Imagine letting a player sitting 16th in PER walk out the door and getting nothing in return. Now, consider that said player could still be a few seasons shy of reaching his actual prime.
Whiteside is a (very) young 26 by big league standards. He's played fewer career minutes (2,293) than five members of the 2014-15 rookie class. And, for as good as he looked last season, he's constantly shown signs of growth this time around.
"As a professional, learning how to become a winning player, learning how to play on a winning team, he's making important strides," Spoelstra said. "His improvement has been significant. You would hope every young player could go through that."
Every young player also experiences growing pains, but Whiteside remains very much in the maturation process.
Some nights, he'll sound like a leader in training: "It's not about me—as long as we win." On others, he'll come across as overly concerned with individual achievements: "I'm just trying to get my All-Star ratings up."
Ideally, the Heat would have more time to solve this puzzle. If Whiteside were operating on a rookie deal, Miami would have three or four years to pin down the length and value of an appropriate extension.

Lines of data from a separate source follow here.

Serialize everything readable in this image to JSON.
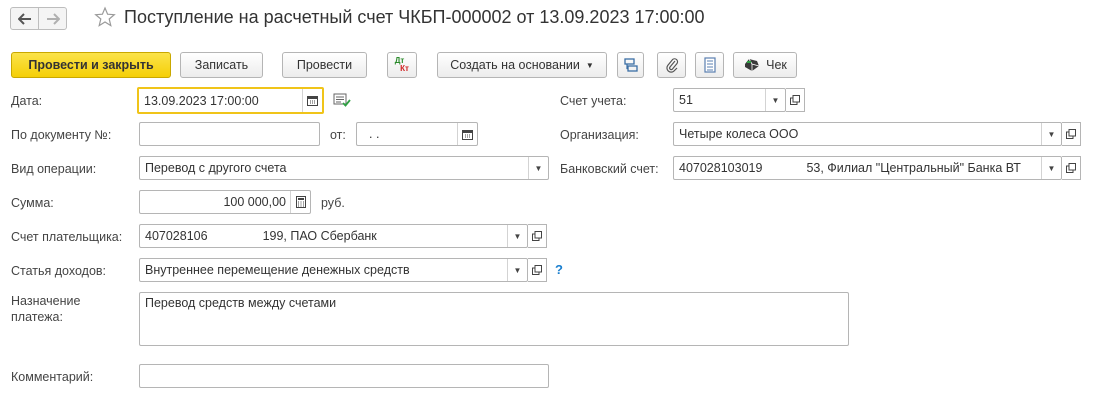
{
  "window": {
    "title": "Поступление на расчетный счет ЧКБП-000002 от 13.09.2023 17:00:00"
  },
  "toolbar": {
    "post_close_label": "Провести и закрыть",
    "save_label": "Записать",
    "post_label": "Провести",
    "dt_label": "Дт",
    "kt_label": "Кт",
    "create_based_label": "Создать на основании",
    "check_label": "Чек"
  },
  "form": {
    "date_label": "Дата:",
    "date_value": "13.09.2023 17:00:00",
    "doc_number_label": "По документу №:",
    "doc_number_value": "",
    "from_label": "от:",
    "from_value": ". .",
    "operation_label": "Вид операции:",
    "operation_value": "Перевод с другого счета",
    "amount_label": "Сумма:",
    "amount_value": "100 000,00",
    "currency": "руб.",
    "payer_account_label": "Счет плательщика:",
    "payer_account_number": "407028106",
    "payer_account_bank": "199, ПАО Сбербанк",
    "income_item_label": "Статья доходов:",
    "income_item_value": "Внутреннее перемещение денежных средств",
    "help_mark": "?",
    "purpose_label": "Назначение платежа:",
    "purpose_value": "Перевод средств между счетами",
    "comment_label": "Комментарий:",
    "comment_value": "",
    "account_label": "Счет учета:",
    "account_value": "51",
    "org_label": "Организация:",
    "org_value": "Четыре колеса ООО",
    "bank_account_label": "Банковский счет:",
    "bank_account_number": "407028103019",
    "bank_account_bank": "53, Филиал \"Центральный\" Банка ВТ"
  },
  "colors": {
    "primary_button": "#f5cf07",
    "focus_border": "#f0c419",
    "help_mark": "#1a7fcf"
  }
}
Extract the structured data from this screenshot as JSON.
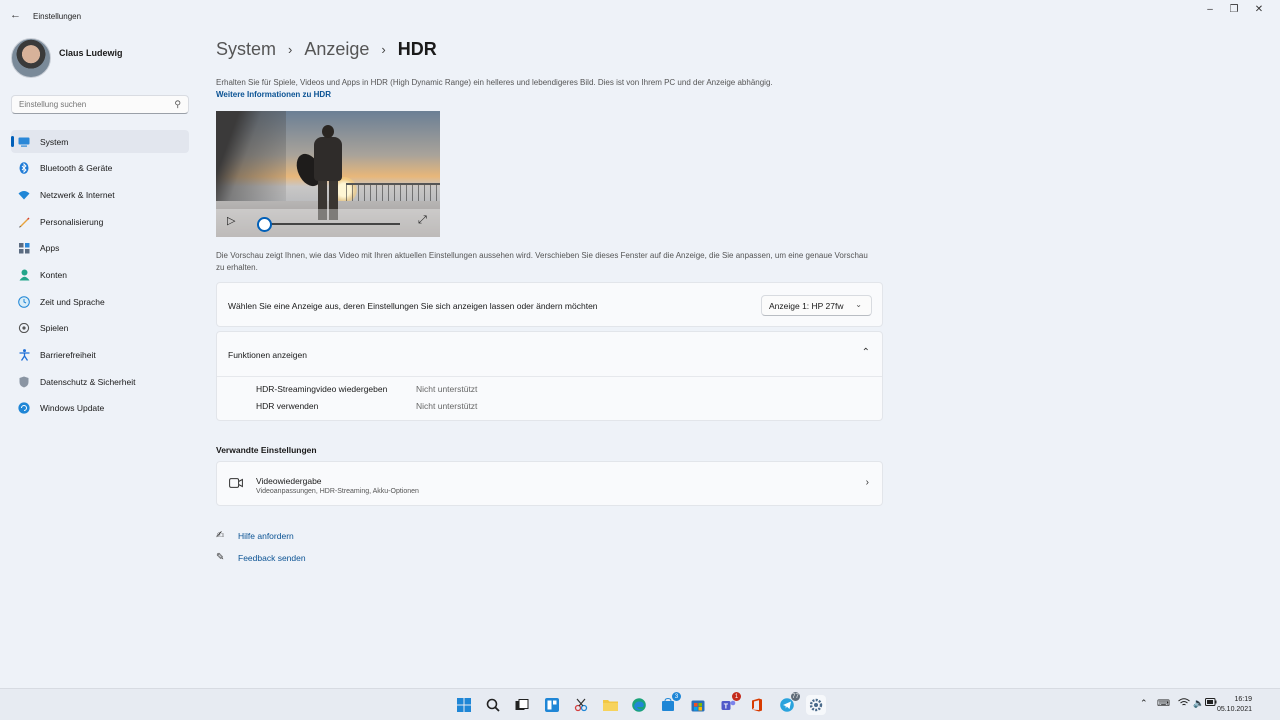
{
  "window": {
    "title": "Einstellungen",
    "back_icon": "arrow-left-icon"
  },
  "profile": {
    "name": "Claus Ludewig"
  },
  "search": {
    "placeholder": "Einstellung suchen"
  },
  "sidebar": {
    "items": [
      {
        "label": "System",
        "icon": "system-icon",
        "active": true
      },
      {
        "label": "Bluetooth & Geräte",
        "icon": "bluetooth-icon"
      },
      {
        "label": "Netzwerk & Internet",
        "icon": "wifi-icon"
      },
      {
        "label": "Personalisierung",
        "icon": "pen-icon"
      },
      {
        "label": "Apps",
        "icon": "apps-icon"
      },
      {
        "label": "Konten",
        "icon": "person-icon"
      },
      {
        "label": "Zeit und Sprache",
        "icon": "globe-clock-icon"
      },
      {
        "label": "Spielen",
        "icon": "gamepad-icon"
      },
      {
        "label": "Barrierefreiheit",
        "icon": "accessibility-icon"
      },
      {
        "label": "Datenschutz & Sicherheit",
        "icon": "shield-icon"
      },
      {
        "label": "Windows Update",
        "icon": "update-icon"
      }
    ]
  },
  "breadcrumb": {
    "level1": "System",
    "level2": "Anzeige",
    "current": "HDR"
  },
  "intro": {
    "text": "Erhalten Sie für Spiele, Videos und Apps in HDR (High Dynamic Range) ein helleres und lebendigeres Bild. Dies ist von Ihrem PC und der Anzeige abhängig.",
    "link": "Weitere Informationen zu HDR"
  },
  "preview": {
    "progress": 0,
    "description": "Die Vorschau zeigt Ihnen, wie das Video mit Ihren aktuellen Einstellungen aussehen wird. Verschieben Sie dieses Fenster auf die Anzeige, die Sie anpassen, um eine genaue Vorschau zu erhalten."
  },
  "display_select": {
    "label": "Wählen Sie eine Anzeige aus, deren Einstellungen Sie sich anzeigen lassen oder ändern möchten",
    "value": "Anzeige 1: HP 27fw"
  },
  "functions": {
    "title": "Funktionen anzeigen",
    "rows": [
      {
        "label": "HDR-Streamingvideo wiedergeben",
        "value": "Nicht unterstützt"
      },
      {
        "label": "HDR verwenden",
        "value": "Nicht unterstützt"
      }
    ]
  },
  "related": {
    "title": "Verwandte Einstellungen",
    "video": {
      "title": "Videowiedergabe",
      "subtitle": "Videoanpassungen, HDR-Streaming, Akku-Optionen"
    }
  },
  "help": {
    "get_help": "Hilfe anfordern",
    "feedback": "Feedback senden"
  },
  "taskbar": {
    "apps": [
      {
        "icon": "windows-start-icon"
      },
      {
        "icon": "search-icon"
      },
      {
        "icon": "task-view-icon"
      },
      {
        "icon": "widgets-icon"
      },
      {
        "icon": "snipping-tool-icon"
      },
      {
        "icon": "file-explorer-icon"
      },
      {
        "icon": "edge-icon"
      },
      {
        "icon": "store-icon",
        "badge": "3"
      },
      {
        "icon": "microsoft-store-icon"
      },
      {
        "icon": "teams-icon",
        "badge": "1"
      },
      {
        "icon": "office-icon"
      },
      {
        "icon": "telegram-icon",
        "badge": "77"
      },
      {
        "icon": "settings-icon"
      }
    ],
    "time": "16:19",
    "date": "05.10.2021"
  },
  "colors": {
    "accent": "#005fb8",
    "link": "#0b5394",
    "background": "#eef2f8"
  }
}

But this case—like this player—is unique.
No Comfortable Option
In terms of Whiteside's future, Miami finds itself surrounded by eggshells. There are so many different steps it can take, but whichever it chooses will come with a liberal amount of anxiety.
It's hard to imagine him taking another discounted deal. Someone will put forth a contract commensurate to his combination of natural gifts, present production and future potential.

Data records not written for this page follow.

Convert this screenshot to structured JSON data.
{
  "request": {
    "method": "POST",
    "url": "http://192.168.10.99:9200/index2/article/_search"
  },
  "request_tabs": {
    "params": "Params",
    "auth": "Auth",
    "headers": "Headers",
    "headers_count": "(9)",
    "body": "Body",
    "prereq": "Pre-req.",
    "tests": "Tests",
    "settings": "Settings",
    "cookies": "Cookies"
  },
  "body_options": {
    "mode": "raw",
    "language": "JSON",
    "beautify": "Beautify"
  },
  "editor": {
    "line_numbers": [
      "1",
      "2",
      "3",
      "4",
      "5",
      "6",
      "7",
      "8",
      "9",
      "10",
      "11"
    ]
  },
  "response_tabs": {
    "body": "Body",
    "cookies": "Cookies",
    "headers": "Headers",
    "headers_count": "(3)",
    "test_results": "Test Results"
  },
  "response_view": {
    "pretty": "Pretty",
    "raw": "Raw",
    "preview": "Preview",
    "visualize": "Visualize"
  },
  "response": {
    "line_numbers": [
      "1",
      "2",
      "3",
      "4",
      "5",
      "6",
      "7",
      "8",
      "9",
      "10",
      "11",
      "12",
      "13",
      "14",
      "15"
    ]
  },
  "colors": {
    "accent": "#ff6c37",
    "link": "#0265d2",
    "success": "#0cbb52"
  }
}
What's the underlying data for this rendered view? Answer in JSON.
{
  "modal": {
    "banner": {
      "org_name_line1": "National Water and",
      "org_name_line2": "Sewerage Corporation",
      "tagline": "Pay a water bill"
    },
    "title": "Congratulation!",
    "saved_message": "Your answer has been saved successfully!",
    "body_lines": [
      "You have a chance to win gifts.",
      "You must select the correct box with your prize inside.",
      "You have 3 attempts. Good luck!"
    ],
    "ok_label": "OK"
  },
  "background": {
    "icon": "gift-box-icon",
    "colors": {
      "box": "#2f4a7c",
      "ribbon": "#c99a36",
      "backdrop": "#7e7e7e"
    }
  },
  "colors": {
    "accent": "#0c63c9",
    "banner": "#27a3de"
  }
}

If that someone isn't the Heat, they'll risk seeing a soaring superstar slip out of their grasp. And discovering another sooner than later won't be easy with Miami on the hook for three future first-rounders, according to RealGM.
But if the Heat opt to sign his first colossal paycheck, they can only hope they aren't committing major coin to a situational player. The cost will be far too great for him to continue on as a crunch-time observer.

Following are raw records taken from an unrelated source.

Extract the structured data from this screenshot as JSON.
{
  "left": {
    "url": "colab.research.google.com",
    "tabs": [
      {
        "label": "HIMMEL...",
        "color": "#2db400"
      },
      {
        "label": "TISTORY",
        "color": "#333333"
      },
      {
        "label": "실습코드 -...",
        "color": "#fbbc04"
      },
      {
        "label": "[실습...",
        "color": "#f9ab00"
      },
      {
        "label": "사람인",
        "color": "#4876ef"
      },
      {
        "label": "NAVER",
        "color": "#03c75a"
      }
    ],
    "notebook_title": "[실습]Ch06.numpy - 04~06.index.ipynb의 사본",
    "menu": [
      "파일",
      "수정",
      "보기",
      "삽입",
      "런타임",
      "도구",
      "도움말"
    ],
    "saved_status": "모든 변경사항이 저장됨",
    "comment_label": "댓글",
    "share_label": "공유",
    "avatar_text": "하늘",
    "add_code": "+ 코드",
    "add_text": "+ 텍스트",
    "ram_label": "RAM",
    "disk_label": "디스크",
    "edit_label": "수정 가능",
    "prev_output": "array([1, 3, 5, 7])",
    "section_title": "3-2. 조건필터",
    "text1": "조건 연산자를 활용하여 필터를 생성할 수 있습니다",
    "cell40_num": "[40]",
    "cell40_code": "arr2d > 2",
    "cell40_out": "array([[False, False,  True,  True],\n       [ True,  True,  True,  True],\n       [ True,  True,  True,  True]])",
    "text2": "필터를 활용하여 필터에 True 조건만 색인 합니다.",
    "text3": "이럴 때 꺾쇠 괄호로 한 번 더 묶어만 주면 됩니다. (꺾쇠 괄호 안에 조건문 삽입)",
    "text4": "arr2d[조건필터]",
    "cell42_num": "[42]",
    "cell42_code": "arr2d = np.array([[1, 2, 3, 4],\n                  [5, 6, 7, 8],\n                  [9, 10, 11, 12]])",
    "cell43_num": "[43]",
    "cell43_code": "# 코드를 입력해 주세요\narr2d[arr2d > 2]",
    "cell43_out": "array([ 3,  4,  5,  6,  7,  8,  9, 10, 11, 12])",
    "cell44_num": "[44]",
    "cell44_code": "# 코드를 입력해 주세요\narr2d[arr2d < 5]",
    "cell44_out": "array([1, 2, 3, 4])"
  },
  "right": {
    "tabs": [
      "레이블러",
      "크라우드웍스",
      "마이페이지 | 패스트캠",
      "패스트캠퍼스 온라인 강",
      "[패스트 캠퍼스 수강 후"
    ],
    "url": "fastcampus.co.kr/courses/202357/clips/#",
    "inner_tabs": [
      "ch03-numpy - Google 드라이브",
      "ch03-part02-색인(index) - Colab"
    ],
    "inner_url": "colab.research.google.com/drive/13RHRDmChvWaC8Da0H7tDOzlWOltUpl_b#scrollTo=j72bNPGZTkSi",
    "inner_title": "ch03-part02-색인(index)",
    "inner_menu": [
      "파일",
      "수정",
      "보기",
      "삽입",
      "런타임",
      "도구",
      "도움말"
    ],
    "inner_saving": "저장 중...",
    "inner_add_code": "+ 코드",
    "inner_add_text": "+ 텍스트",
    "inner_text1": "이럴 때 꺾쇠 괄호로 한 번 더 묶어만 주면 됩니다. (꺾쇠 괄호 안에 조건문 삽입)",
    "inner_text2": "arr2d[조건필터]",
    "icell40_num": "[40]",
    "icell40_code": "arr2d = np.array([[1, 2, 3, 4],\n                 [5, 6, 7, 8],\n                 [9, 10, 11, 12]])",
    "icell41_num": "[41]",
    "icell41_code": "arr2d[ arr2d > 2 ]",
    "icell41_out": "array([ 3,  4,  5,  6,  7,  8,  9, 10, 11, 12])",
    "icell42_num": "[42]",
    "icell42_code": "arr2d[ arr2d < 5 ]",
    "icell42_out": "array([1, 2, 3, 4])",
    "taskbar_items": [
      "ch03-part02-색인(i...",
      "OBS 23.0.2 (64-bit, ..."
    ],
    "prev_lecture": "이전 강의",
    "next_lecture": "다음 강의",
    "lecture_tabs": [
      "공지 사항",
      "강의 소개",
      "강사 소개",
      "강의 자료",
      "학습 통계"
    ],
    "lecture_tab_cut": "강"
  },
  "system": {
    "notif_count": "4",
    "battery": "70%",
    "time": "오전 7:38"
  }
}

Miami could try to proactively address the situation by dangling Whiteside on the trade market, perhaps addressing its glaring need for three-point shooting in the process.
But Heat president of basketball operations Pat Riley has already publicly shot down the idea of moving Whiteside, per Manny Navarro of the Miami Herald. Besides, since Whiteside's current salary is so low ($981,348), he'd likely need to be packaged with a separate piece, which could torpedo any hopes the Heat have of contending.
Which of those possibilities feels safe? Or smart? Or, most importantly, correct?
It's a good thing the Heat have until the summer to deliver their final verdict. They'll need at least that long to make sense of all this.
All quotes obtained firsthand. Unless otherwise noted, statistics used courtesy of Basketball-Reference.com and NBA.com and current through games played Jan. 12. Salary information obtained via Basketball Insiders.